The Republican senators flinched, and in last week's so-called "compromise" chose Bush over the Constitution. In doing so, they turned their backs on a rule of law that stretches back over nearly eight centuries to an epic moment in 1215 on a meadow by the River Thames in the United Kingdom.
The modern institution of civil and human rights, and particularly the writ of habeas corpus, began in June of 1215 when King John was forced by a group of feudal lords to sign the Magna Carta at Runnymede.
Two of the most critical parts of the Magna Carta were articles 38 and 39, which established the foundation for what is now known as "habeas corpus" laws (literally, "produce the body" from the Latin - meaning, broadly, "let this person go free or else give him a trial - you may not hold him forever with charging him with a crime"). The concept of habeas corpus in the Magna Carta led directly to the Fourth through Eighth Amendments of our Constitution, and hundreds of other federal and state due process provisions.
Articles 38 and 39 of the Magna Carta said:
"38 In future no official shall place a man on trial upon his own unsupported statement, without producing credible witnesses to the truth of it.
"39 No free man shall be seized or imprisoned, or stripped of his rights or possessions, or outlawed or exiled, or deprived of his standing in any other way, nor will we proceed with force against him, or send others to do so, except by the lawful judgment of his equals or by the law of the land."
This was radical stuff, and over the next four hundred years average people increasingly wanted for themselves these same protections from the abuse of governmental power that the feudal lords had gotten at Runnymede. But from 1215 to 1628, outside of the privileges enjoyed by the feudal lords, the average person could be arrested and imprisoned at the whim of the king with no recourse to the courts.
Then, in 1627, King Charles I overstepped, and the people snapped. Charles I threw into jail five knights in a tax disagreement, and the knights sued the King, asserting their habeas corpus right to be free or on bail unless convicted of a crime.
King Charles I, in response, invoked his right to simply imprison anybody he wanted (other than the rich feudal lords), anytime he wanted, as he said, "per speciale Mandatum Domini Regis."
This is essentially the same argument that George W. Bush makes today for why he has the right to detain people without charges for as much as their entire lives solely on his own say-so: because he's in charge. And it's an argument now supported on the record by these Republicans who have chosen to betray America's founding principles in exchange for peace with the White House.
Legal scholars had expected that George W. Bush's decree to the "renegade" Republicans would meet true resistance.

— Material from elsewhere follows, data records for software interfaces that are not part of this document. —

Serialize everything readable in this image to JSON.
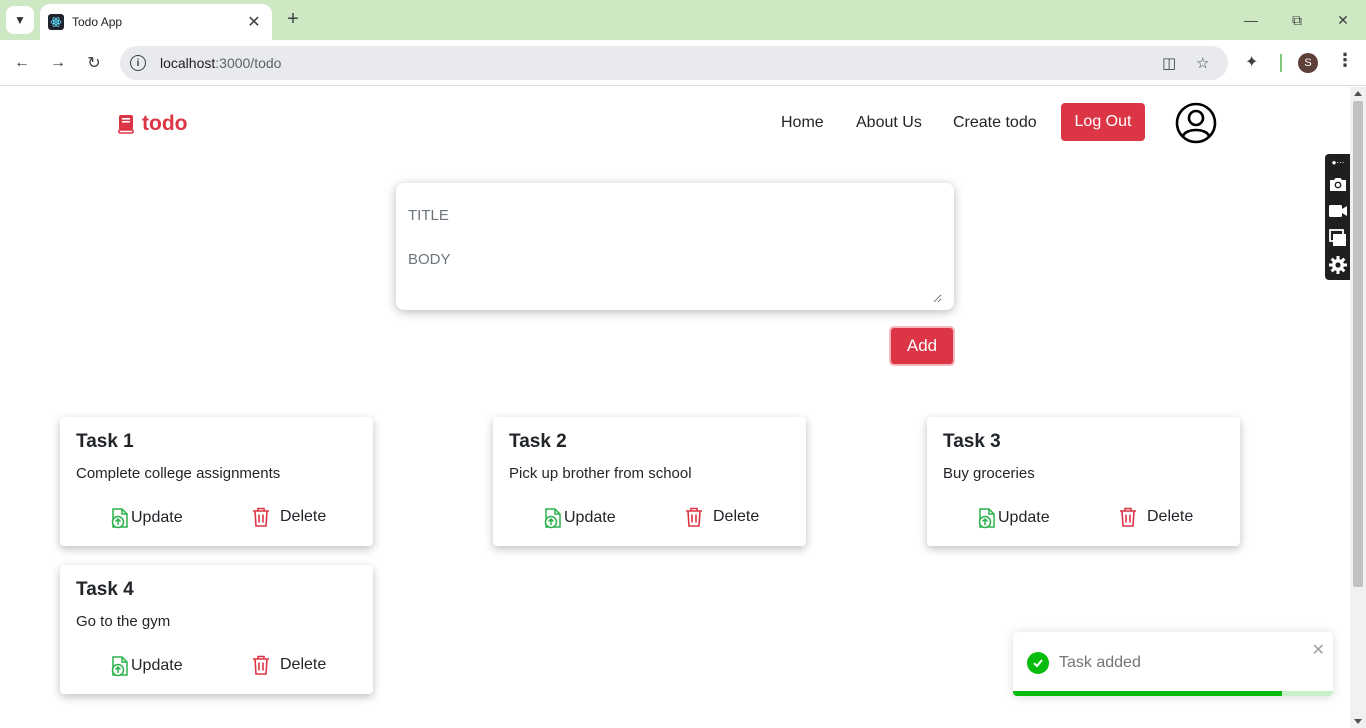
{
  "browser": {
    "tab_title": "Todo App",
    "url_host": "localhost",
    "url_path": ":3000/todo",
    "profile_initial": "S"
  },
  "navbar": {
    "brand": "todo",
    "links": [
      "Home",
      "About Us",
      "Create todo"
    ],
    "logout_label": "Log Out"
  },
  "form": {
    "title_placeholder": "TITLE",
    "body_placeholder": "BODY",
    "add_label": "Add"
  },
  "tasks": [
    {
      "title": "Task 1",
      "body": "Complete college assignments"
    },
    {
      "title": "Task 2",
      "body": "Pick up brother from school"
    },
    {
      "title": "Task 3",
      "body": "Buy groceries"
    },
    {
      "title": "Task 4",
      "body": "Go to the gym"
    }
  ],
  "card_actions": {
    "update_label": "Update",
    "delete_label": "Delete"
  },
  "toast": {
    "message": "Task added",
    "progress": 0.84,
    "status": "success"
  },
  "colors": {
    "accent": "#dc3545",
    "update_icon": "#2bb24c",
    "success": "#07bc0c",
    "tab_strip": "#cfe8c4"
  },
  "icons": {
    "brand": "book-icon",
    "update": "file-upload-icon",
    "delete": "trash-icon",
    "toast": "check-circle-icon",
    "avatar": "user-circle-icon"
  }
}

After all, King Charles' decree wasn't well received. The result of his overt assault on the rights of citizens led to a sort of revolt in the British Parliament, producing the 1628 "Petition of Right" law, an early version of our Fourth through Eighth Amendments, which restated Articles 38 and 39 of the Magna Carta and added that "writs of habeas corpus, [are] there to undergo and receive [only] as the court should order." It was later strengthened with the "Habeas Corpus Act of 1640" and a second "Habeas Corpus Act of 1679."
Thus, the right to suspend habeas corpus no longer was held by the King. It was exercised solely by the people's (elected and hereditary) representatives in the Parliament.
The third George to govern the United Kingdom confronted this in 1815 when he came into possession of Napoleon Bonaparte. But the British laws were so explicit that everybody was entitled to habeas corpus - even people who were not British citizens - that when Napoleon surrendered on the deck of the British flagship Bellerophon after the battle of Waterloo in 1815, the British Parliament had to pass a law ("An Act For The More Effectually Detaining In Custody Napoleon Bonaparte") to suspend habeas corpus so King George III could legally continue to hold him prisoner (and then legally exile him to a British fortification on a distant island).
Now, the third George to govern the United States, 191 years later, isn't even bothering with the civilized step that King George III of England took, of asking Congress for a temporary suspension of habeas corpus for a particular situation. Instead, he's demanding that his Republican colleagues give him the sole power to do away with habeas corpus altogether - and Bill Frist is insisting that they will push it through even over a filibuster.
It's a virtual repeat of Charles I's doctrine that a nation's ruler may do whatever he wants because he's the one in charge - "per speciale Mandatum Domini Regis."